DATA:

+ + + + + + +

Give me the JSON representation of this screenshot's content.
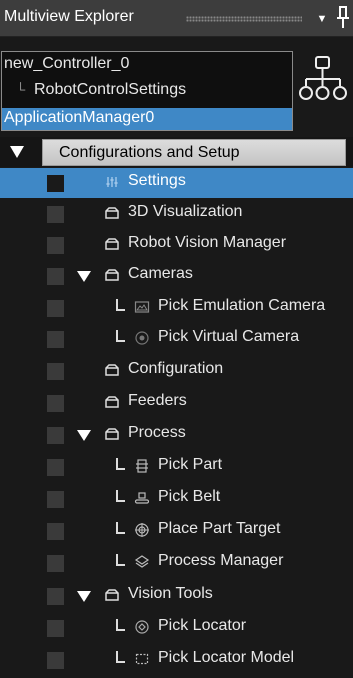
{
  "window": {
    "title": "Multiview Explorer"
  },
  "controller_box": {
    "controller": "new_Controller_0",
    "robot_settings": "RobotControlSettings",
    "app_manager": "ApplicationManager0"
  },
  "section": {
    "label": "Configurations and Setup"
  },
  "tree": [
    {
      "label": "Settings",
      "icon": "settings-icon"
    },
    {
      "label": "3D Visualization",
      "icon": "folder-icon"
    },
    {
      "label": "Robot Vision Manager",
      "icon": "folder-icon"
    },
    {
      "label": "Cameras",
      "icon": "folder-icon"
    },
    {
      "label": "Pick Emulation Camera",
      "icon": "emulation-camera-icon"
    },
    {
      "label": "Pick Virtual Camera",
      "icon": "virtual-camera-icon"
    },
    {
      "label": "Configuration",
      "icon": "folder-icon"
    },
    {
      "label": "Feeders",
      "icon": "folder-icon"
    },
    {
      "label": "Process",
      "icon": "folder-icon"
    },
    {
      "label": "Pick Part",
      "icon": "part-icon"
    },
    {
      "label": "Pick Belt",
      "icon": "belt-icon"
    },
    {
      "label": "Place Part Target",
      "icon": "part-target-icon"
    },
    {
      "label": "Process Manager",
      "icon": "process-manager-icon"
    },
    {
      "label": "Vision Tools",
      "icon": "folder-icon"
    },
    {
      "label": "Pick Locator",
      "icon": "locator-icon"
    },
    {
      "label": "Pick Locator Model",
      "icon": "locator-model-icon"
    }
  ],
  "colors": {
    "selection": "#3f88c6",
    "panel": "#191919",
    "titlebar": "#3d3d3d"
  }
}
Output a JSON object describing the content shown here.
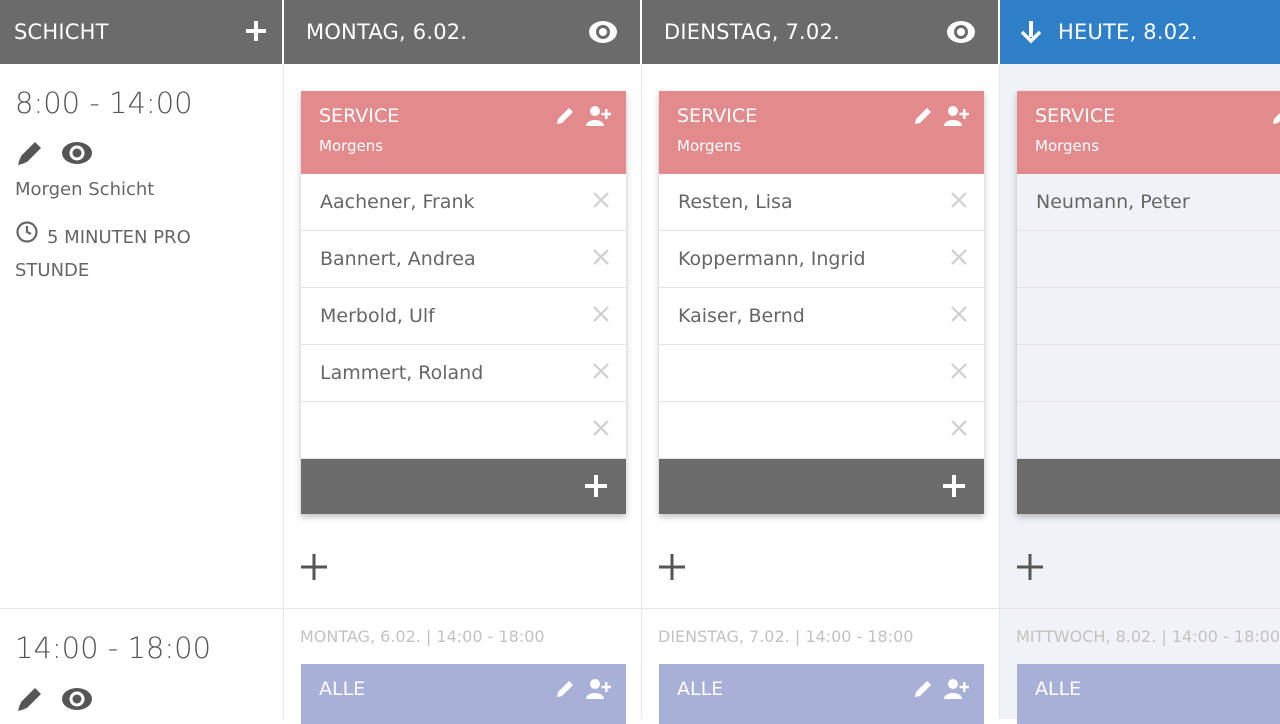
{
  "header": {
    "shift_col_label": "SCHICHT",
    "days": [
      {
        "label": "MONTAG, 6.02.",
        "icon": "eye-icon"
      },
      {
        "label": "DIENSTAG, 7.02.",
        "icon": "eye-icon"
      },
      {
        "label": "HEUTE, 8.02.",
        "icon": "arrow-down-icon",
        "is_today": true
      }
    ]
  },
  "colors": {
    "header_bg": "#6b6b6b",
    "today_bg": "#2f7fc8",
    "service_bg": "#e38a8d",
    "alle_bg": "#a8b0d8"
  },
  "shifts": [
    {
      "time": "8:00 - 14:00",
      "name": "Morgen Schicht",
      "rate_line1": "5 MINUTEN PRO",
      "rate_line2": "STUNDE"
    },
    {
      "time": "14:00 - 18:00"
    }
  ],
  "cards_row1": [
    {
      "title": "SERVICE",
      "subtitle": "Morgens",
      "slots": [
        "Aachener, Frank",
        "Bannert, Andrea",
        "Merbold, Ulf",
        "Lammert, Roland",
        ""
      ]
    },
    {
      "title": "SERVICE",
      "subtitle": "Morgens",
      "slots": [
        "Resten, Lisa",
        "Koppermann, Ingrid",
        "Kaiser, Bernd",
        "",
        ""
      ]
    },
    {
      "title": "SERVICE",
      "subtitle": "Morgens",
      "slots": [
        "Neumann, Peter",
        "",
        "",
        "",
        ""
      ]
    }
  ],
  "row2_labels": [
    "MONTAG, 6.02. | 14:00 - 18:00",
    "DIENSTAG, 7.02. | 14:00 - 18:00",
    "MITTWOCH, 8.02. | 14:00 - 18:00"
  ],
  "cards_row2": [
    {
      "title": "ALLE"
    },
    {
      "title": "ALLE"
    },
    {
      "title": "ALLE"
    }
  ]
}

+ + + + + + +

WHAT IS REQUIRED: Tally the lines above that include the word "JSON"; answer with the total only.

ANSWER AREA: 2